IWebHostBuilder remains in 3.0 and is the type of the webBuilder seen in the preceding code sample. WebHostBuilder will be deprecated in a future release and replaced by HostBuilder.

The most significant change from WebHostBuilder to HostBuilder is in dependency injection (DI). When using HostBuilder, you can only inject IConfiguration and IHostingEnvironment into Startup's constructor. The HostBuilder DI constraints:

  • Enable the DI container to be built only one time.
  • Avoids the resulting object lifetime issues like resolving multiple instances of singletons.

Update SignalR code

System.Text.Json is now the default Hub Protocol used by both the client and server.

In Startup.ConfigureServices, call AddJsonProtocol to set serializer options.

Server:

services.AddSignalR(...)
        .AddJsonProtocol(options =>
        {
            options.WriteIndented = false;
        })

Client:

new HubConnectionBuilder()
    .WithUrl("/chatHub")
    .AddJsonProtocol(options =>
    {
        options.WriteIndented = false;
    })
    .Build();

Switch to Newtonsoft.Json

If you're using features of Newtonsoft.Json that aren't supported in System.Text.Json, you can switch back to Newtonsoft.Json:

  1. Install the Microsoft.AspNetCore.SignalR.Protocols.NewtonsoftJson NuGet package.

  2. On the client, chain an AddNewtonsoftJsonProtocol method call to the HubConnectionBuilder instance:

    new HubConnectionBuilder()
        .WithUrl("/chatHub")
        .AddNewtonsoftJsonProtocol(...)
        .Build();
    
  3. On the server, chain an AddNewtonsoftJsonProtocol method call to the AddSignalR method call in Startup.ConfigureServices:

    services.AddSignalR()
        .AddNewtonsoftJsonProtocol(...);
    

Opt in to runtime compilation
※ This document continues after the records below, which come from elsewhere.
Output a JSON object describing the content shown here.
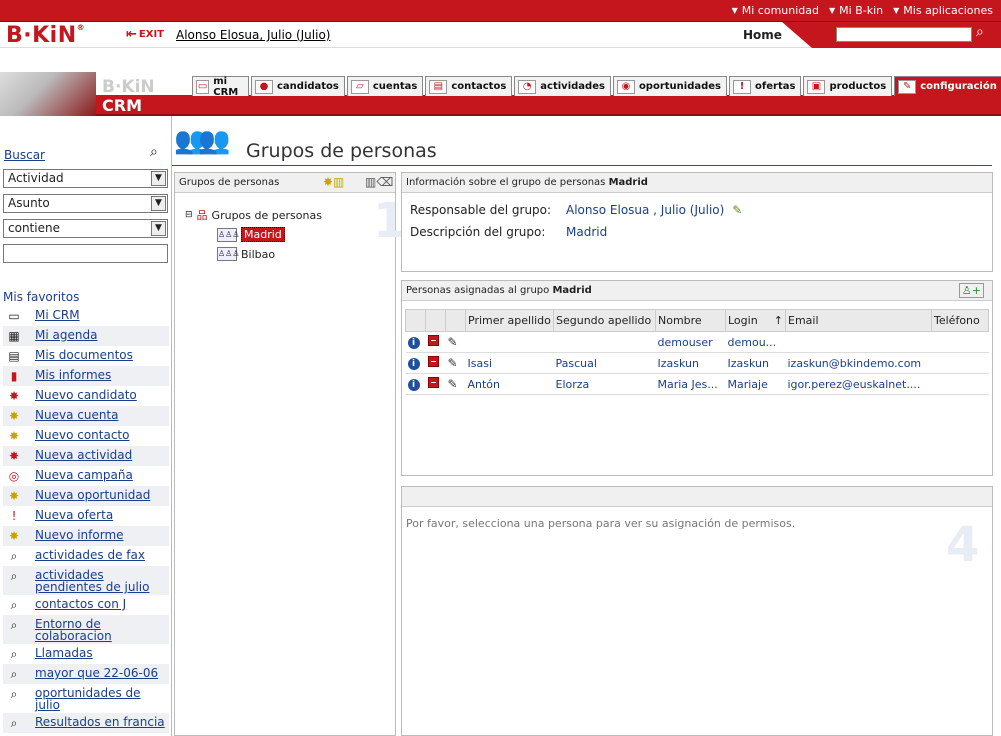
{
  "topbar": {
    "links": [
      "Mi comunidad",
      "Mi B-kin",
      "Mis aplicaciones"
    ]
  },
  "header": {
    "logo": "B·KiN",
    "logo_mark": "®",
    "exit_label": "EXIT",
    "user": "Alonso Elosua, Julio (Julio)",
    "home": "Home"
  },
  "banner": {
    "brand": "B·KiN",
    "product": "CRM"
  },
  "tabs": [
    {
      "label": "mi CRM",
      "icon": "monitor-icon"
    },
    {
      "label": "candidatos",
      "icon": "person-icon"
    },
    {
      "label": "cuentas",
      "icon": "folder-icon"
    },
    {
      "label": "contactos",
      "icon": "card-icon"
    },
    {
      "label": "actividades",
      "icon": "clock-icon"
    },
    {
      "label": "oportunidades",
      "icon": "coins-icon"
    },
    {
      "label": "ofertas",
      "icon": "exclamation-icon"
    },
    {
      "label": "productos",
      "icon": "box-icon"
    },
    {
      "label": "configuración",
      "icon": "wrench-icon",
      "active": true
    }
  ],
  "sidebar": {
    "buscar": "Buscar",
    "selects": [
      "Actividad",
      "Asunto",
      "contiene"
    ],
    "favorites_title": "Mis favoritos",
    "favorites": [
      {
        "label": "Mi CRM",
        "icon": "monitor-icon"
      },
      {
        "label": "Mi agenda",
        "icon": "calendar-icon"
      },
      {
        "label": "Mis documentos",
        "icon": "document-icon"
      },
      {
        "label": "Mis informes",
        "icon": "chart-icon"
      },
      {
        "label": "Nuevo candidato",
        "icon": "new-person-icon"
      },
      {
        "label": "Nueva cuenta",
        "icon": "new-folder-icon"
      },
      {
        "label": "Nuevo contacto",
        "icon": "new-card-icon"
      },
      {
        "label": "Nueva actividad",
        "icon": "new-clock-icon"
      },
      {
        "label": "Nueva campaña",
        "icon": "target-icon"
      },
      {
        "label": "Nueva oportunidad",
        "icon": "new-coins-icon"
      },
      {
        "label": "Nueva oferta",
        "icon": "new-exclamation-icon"
      },
      {
        "label": "Nuevo informe",
        "icon": "new-chart-icon"
      },
      {
        "label": "actividades de fax",
        "icon": "search-icon"
      },
      {
        "label": "actividades pendientes de julio",
        "icon": "search-icon"
      },
      {
        "label": "contactos con J",
        "icon": "search-icon"
      },
      {
        "label": "Entorno de colaboracion",
        "icon": "search-icon"
      },
      {
        "label": "Llamadas",
        "icon": "search-icon"
      },
      {
        "label": "mayor que 22-06-06",
        "icon": "search-icon"
      },
      {
        "label": "oportunidades de julio",
        "icon": "search-icon"
      },
      {
        "label": "Resultados en francia",
        "icon": "search-icon"
      }
    ]
  },
  "page": {
    "title": "Grupos de personas"
  },
  "tree": {
    "header": "Grupos de personas",
    "root": "Grupos de personas",
    "nodes": [
      "Madrid",
      "Bilbao"
    ],
    "number": "1"
  },
  "info": {
    "header_prefix": "Información sobre el grupo de personas",
    "header_group": "Madrid",
    "responsable_label": "Responsable del grupo:",
    "responsable_value": "Alonso Elosua , Julio (Julio)",
    "descripcion_label": "Descripción del grupo:",
    "descripcion_value": "Madrid"
  },
  "people": {
    "header_prefix": "Personas asignadas al grupo",
    "header_group": "Madrid",
    "columns": [
      "Primer apellido",
      "Segundo apellido",
      "Nombre",
      "Login",
      "Email",
      "Teléfono"
    ],
    "rows": [
      [
        "",
        "",
        "demouser",
        "demou...",
        "",
        ""
      ],
      [
        "Isasi",
        "Pascual",
        "Izaskun",
        "Izaskun",
        "izaskun@bkindemo.com",
        ""
      ],
      [
        "Antón",
        "Elorza",
        "Maria Jes...",
        "Mariaje",
        "igor.perez@euskalnet....",
        ""
      ]
    ]
  },
  "permissions": {
    "message": "Por favor, selecciona una persona para ver su asignación de permisos.",
    "number": "4"
  }
}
In 3.0, runtime compilation is an opt-in scenario. To enable runtime compilation, see https://docs.microsoft.com/aspnet/core/mvc/views/view-compilation?view=aspnetcore-3.0#runtime-compilation.